Tuberculosis is a disease that has dogged human beings from the earliest times. It has seen the rise and fall of empires, it has caused the rise and fall of empires, it had nearly been eradicated from the developed world thanks to better standards of living, only to find an ally in HIV and make its way back.
In 1882, when Koch discovered the agent, almost one in seven people affected were dying. Today the number has gone down but the burden has gone up. Almost exclusively limited to the developing nations in the 80s and 90s now thanks to HIV-TB co-infection, this has truly evolved into a global disease. Add to that the issue of emergence of multiple drug resistant strains and extensive drug resistant strains. A few months ago, the total drug resistant strain was located and it spread a little bit of panic amongst the medical professionals.
I want TB to be gone in my lifetime. I guess it seems like an uphill task, but the success of the Indian Directly Observer Short-course Therapy (DOTS) regimen instituted under the Revised National Tuberculosis Control Program (RNTCP) is inspiring. Public health has improved over the last few years and though the burden remains high, with diagnosis and cure rates well above the recommended targets, the RNTCP remains a success story for all public health professionals to emulate.

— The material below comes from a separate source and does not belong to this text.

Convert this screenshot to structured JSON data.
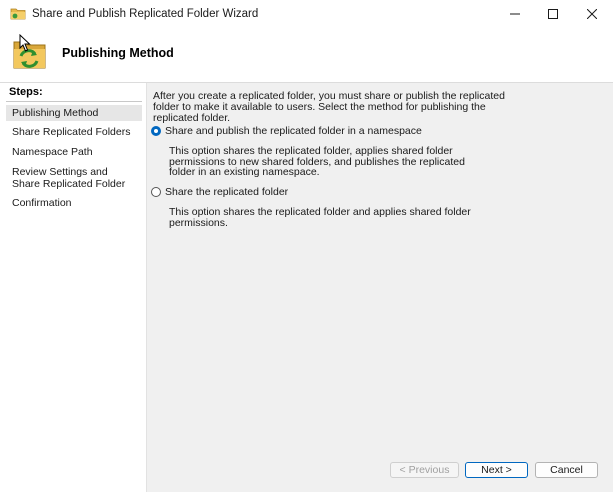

However, I must voice my concerns about the rising costs and low efficacy in treatment of XDR and MDR cases, especially the former. Given the low cure rates and the abysmal recurrence rates, and the sky high costs, the need to devise newer drug regimes and discover newer chemotherapeutic agents active against these resistant strains is of prime importance.
There is also the ethical dilemma about dealing with the total drug resistant strain bacteria. It goes without saying that there are no effective treatment for this strain today and hence, the dilemma. If they are treated with second or third line drugs, that is more for the purpose of satisfying our urge to do something rather than cure the patient. Also, the issue of leaving a possibly infectious source untreated is unacceptable. Given the toxicities associated with the second and third line drugs and the elevating costs and low chances of success, the dilemma is what to do. The issue of leaving the patients quarantined for an unlimited time period also seems unreasonable.
There are ethical and financial considerations that are tied into this disease. In India, in large segments of rural people, this is still viewed as a curse. Just the other day I read in a leading vernacular newspaper the tragic news of a mother with MDR TB living with her 5 day old child in a ward full of other MDR TB patients because her husband and in-laws would not take their grandchild in for fear of contracting the curse. The health officials were flummoxed as to the next step. The neonate is the one losing out in all this!
And although the BCG vaccine is given universally, its role in preventing pulmonary TB, the commonest variant, is minimal. It is supposed to give protection against hematogenous spread of the disease but has essentially no effect on the commonest variant. If the war against TB has to be escalated, the need of the hour is to design an effective vaccine. Chemotherapy is but a temporary measure, as the bugs will learn to gain resistance, especially in the developing nations where the number of defaulters are higher.